Jamie Murguia wonders why senators are trying to fix the state's recusal law. It's fine the way it is, except for a very big loophole, and nobody's talking about that.
If Gov. Nikki Haley’s proposal to cut the state’s income tax rate by 2 percentage points over 10 years becomes law, the average tax bill in South Carolina would drop by just $100 for the entire period.
On two dozen occasions since 2013, S.C. Sen. Billy O’Dell spent campaign funds on dues to two swank private clubs – the Palmetto Club and Capital City Club – located within walking distance of the State House, his campaign reports show.
A Lexington County woman wants the S.C. Supreme Court to declare the state’s judicial screening committee unconstitutional and put an upcoming judicial election in the General Assembly on hold.
Since Gov. Nikki Haley took office in 2011, state budget appropriations for a Department of Commerce fund used to lure corporations to locate or expand in South Carolina have grown collectively by more than 800 percent, a review by The Nerve found.
S.C. lawmakers – at least those who live close to the State House – are getting a pay raise this year, though they probably won’t admit it publicly.
At last month’s organizational meeting of the state House Labor, Commerce and Industry Committee, Rep. Bill Sandifer, R-Oconee and the committee chairman, declared, after a failed attempt to remove him as the chairman, that “there will not be retribution.”
For the second time in a little more than a year, the General Assembly this spring will decide who will be South Carolina’s top judge.
In the 2008 and 2012 elections, S.C. Sen. Thomas Alexander faced little or no formal opposition.
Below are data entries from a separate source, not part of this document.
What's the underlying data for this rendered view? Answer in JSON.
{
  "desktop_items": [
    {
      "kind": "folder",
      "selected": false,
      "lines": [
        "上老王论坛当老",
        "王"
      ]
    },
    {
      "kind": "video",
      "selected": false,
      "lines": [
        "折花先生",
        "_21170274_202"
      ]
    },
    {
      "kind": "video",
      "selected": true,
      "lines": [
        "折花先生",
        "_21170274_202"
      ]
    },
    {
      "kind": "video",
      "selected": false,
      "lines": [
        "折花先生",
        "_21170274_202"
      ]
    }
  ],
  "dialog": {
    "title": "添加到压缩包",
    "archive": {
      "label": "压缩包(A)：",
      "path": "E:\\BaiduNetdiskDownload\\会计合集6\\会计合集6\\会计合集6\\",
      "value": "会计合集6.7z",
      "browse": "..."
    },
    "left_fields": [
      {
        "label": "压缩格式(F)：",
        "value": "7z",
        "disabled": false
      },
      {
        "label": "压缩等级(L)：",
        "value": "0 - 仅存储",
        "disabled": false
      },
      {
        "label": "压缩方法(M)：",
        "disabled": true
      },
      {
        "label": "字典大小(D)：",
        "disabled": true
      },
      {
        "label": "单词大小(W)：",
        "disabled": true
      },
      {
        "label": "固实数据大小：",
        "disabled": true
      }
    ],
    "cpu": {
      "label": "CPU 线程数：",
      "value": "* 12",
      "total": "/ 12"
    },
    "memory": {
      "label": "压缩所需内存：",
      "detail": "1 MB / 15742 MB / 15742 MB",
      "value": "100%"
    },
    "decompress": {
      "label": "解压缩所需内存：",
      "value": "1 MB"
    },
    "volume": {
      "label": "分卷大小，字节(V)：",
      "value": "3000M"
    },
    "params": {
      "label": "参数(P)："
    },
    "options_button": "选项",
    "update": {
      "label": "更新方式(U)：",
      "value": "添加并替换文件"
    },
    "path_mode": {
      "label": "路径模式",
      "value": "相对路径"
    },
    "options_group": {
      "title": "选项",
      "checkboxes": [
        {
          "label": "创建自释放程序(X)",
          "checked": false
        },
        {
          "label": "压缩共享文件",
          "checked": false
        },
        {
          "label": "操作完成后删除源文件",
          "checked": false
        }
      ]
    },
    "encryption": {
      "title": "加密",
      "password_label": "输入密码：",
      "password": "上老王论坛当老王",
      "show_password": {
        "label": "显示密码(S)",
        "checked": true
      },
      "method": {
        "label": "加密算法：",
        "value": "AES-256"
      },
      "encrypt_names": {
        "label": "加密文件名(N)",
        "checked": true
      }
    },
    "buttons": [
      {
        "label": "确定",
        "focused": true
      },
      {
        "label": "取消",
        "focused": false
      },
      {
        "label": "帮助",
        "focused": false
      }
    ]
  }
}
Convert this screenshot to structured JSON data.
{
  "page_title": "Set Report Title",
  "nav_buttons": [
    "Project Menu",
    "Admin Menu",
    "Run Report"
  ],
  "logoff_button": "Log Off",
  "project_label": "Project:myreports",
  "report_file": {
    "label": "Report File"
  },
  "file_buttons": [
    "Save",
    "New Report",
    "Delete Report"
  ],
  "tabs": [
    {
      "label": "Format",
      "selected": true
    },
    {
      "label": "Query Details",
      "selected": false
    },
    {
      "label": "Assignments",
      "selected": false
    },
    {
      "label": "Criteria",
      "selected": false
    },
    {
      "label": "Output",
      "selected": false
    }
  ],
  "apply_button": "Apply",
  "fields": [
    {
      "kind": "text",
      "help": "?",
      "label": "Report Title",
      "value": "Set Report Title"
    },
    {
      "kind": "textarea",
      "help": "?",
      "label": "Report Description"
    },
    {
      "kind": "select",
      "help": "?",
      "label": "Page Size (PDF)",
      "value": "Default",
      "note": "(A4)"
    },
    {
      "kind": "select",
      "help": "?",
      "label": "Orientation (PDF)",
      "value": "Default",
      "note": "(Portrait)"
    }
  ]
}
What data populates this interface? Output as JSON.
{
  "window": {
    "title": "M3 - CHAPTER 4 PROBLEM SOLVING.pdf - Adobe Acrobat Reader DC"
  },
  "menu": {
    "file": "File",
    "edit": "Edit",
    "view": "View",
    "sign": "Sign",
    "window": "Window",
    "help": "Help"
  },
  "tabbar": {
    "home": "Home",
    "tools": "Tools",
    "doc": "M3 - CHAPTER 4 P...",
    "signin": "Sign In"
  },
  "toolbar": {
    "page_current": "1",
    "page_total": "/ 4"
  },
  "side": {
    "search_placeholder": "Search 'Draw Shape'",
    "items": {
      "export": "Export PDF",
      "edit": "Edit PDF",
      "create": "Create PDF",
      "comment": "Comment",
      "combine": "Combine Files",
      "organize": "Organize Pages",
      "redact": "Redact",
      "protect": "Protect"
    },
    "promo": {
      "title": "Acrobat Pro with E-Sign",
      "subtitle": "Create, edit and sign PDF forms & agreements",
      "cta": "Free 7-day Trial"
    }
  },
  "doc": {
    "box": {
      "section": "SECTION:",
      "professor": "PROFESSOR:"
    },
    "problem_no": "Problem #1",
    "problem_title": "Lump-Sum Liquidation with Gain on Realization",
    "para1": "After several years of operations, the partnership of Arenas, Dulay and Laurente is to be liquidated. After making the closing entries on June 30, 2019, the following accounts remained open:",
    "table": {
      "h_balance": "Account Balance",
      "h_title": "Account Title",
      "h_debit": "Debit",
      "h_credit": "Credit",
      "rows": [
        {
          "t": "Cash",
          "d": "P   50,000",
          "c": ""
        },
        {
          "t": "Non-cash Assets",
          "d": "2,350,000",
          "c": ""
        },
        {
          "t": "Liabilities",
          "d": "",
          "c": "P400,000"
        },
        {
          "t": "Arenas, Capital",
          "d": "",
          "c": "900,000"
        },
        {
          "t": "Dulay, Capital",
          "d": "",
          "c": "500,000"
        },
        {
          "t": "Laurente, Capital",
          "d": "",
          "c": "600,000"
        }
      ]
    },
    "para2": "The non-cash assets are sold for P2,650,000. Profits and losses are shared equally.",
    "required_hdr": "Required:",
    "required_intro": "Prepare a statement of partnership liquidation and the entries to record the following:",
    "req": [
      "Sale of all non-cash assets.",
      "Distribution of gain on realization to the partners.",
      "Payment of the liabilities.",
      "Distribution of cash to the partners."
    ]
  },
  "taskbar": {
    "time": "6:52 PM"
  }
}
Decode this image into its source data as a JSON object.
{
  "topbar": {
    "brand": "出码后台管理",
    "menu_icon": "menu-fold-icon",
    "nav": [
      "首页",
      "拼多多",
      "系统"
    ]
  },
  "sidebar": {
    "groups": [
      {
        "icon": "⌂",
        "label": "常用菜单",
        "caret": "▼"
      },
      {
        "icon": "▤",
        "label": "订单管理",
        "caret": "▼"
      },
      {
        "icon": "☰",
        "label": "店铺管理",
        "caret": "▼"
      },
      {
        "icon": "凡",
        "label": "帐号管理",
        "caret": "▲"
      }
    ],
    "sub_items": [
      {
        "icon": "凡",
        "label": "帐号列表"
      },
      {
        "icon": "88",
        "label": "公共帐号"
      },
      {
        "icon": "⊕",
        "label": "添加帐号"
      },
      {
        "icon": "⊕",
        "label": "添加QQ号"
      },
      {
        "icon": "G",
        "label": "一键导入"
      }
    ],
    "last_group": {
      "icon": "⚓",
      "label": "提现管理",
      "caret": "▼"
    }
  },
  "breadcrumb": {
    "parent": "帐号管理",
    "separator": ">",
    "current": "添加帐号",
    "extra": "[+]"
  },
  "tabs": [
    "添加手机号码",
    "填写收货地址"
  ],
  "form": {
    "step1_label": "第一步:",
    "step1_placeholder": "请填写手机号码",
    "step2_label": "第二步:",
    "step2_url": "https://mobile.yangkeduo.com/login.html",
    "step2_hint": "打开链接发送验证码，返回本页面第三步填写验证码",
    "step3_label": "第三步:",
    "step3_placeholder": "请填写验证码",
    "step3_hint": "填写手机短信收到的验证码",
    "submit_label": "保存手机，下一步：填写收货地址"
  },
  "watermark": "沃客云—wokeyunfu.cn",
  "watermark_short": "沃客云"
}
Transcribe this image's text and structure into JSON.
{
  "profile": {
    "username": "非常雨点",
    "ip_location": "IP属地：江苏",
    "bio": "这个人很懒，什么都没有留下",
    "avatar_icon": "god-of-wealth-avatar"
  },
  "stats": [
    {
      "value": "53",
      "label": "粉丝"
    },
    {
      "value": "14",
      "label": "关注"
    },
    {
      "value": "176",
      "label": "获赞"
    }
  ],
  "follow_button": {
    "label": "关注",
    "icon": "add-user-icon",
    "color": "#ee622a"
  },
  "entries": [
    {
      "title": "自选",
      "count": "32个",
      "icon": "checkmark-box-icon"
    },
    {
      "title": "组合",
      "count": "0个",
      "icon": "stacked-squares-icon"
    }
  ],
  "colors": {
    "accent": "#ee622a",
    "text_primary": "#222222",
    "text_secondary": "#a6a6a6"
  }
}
A bill that would add just 12 words to existing state law could put thousands of dollars in the pockets of South Carolina’s dentists and oral surgeons.